“The day will come,” said President Wilford Woodruff, “when, as we have been told, we shall all see the necessity of making our own shoes and clothing and raising our own food. …” (Discourses of Wilford Woodruff, p. 166.)
In a message to the Saints in July of 1970, President Joseph Fielding Smith stated that the pioneers “were taught by their leaders to produce, as far as possible, all that they consumed … This is still excellent counsel.” (Improvement Era, vol. 73 , p. 3.)
Wood, coal, gas, oil, kerosene, and even candles are among those items which could be reserved as fuel for warmth, cooking, and light or power. Some may be used for all of these purposes and certain ones would have to be stored and handled cautiously. It would also be well to have on hand some basic medical supplies to last for at least a year.
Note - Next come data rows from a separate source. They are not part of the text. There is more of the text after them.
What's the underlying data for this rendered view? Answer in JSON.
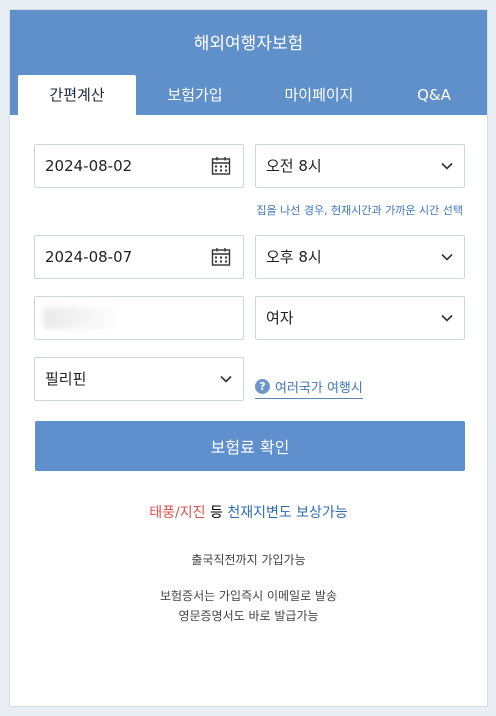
{
  "header": {
    "title": "해외여행자보험"
  },
  "tabs": [
    {
      "label": "간편계산"
    },
    {
      "label": "보험가입"
    },
    {
      "label": "마이페이지"
    },
    {
      "label": "Q&A"
    }
  ],
  "form": {
    "start_date": "2024-08-02",
    "start_time": "오전 8시",
    "time_hint": "집을 나선 경우, 현재시간과 가까운 시간 선택",
    "end_date": "2024-08-07",
    "end_time": "오후 8시",
    "gender": "여자",
    "country": "필리핀",
    "multi_country_link": "여러국가 여행시",
    "help_icon_glyph": "?"
  },
  "confirm_button": "보험료 확인",
  "promo": {
    "red": "태풍/지진",
    "mid": " 등 ",
    "blue": "천재지변도 보상가능"
  },
  "notes": {
    "line1": "출국직전까지 가입가능",
    "line2": "보험증서는 가입즉시 이메일로 발송",
    "line3": "영문증명서도 바로 발급가능"
  },
  "colors": {
    "header_bg": "#6090c9",
    "button_bg": "#5f8fcc",
    "link": "#3f77b8",
    "promo_red": "#e05050",
    "promo_blue": "#2f6db2"
  }
}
Men should seek honorable employment and do their work well in order to provide for their own. Men who can perform useful skills with their hands will be in increasing demand. Handymen, farmers, builders, tailors, gardeners, and mechanics can and will prove a real blessing to their families and their fellowmen.
The Saints have been advised to pay their own way and maintain a cash reserve. Recent history has demonstrated that in difficult days it is reserves with intrinsic value that are of most worth, rather than reserves, the value of which may be destroyed through inflation. It is well to remember that continued government deficits cause inflation; inflation is used as an excuse for ineffective price controls; price controls lead to shortages; artificial shortages inevitably are used as an excuse to implement rationing.
When will we learn these basic economic principles? However, “… when we really get into hard times,” said President Clark, “where food is scarce or there is none at all, and so with clothing and shelter, money may be no good for there may be nothing to buy, and you cannot eat money, you cannot get enough of it together to burn to keep warm, and you cannot wear it.” (Church News, November 21, 1953, p. 4.)
Read the whole thing.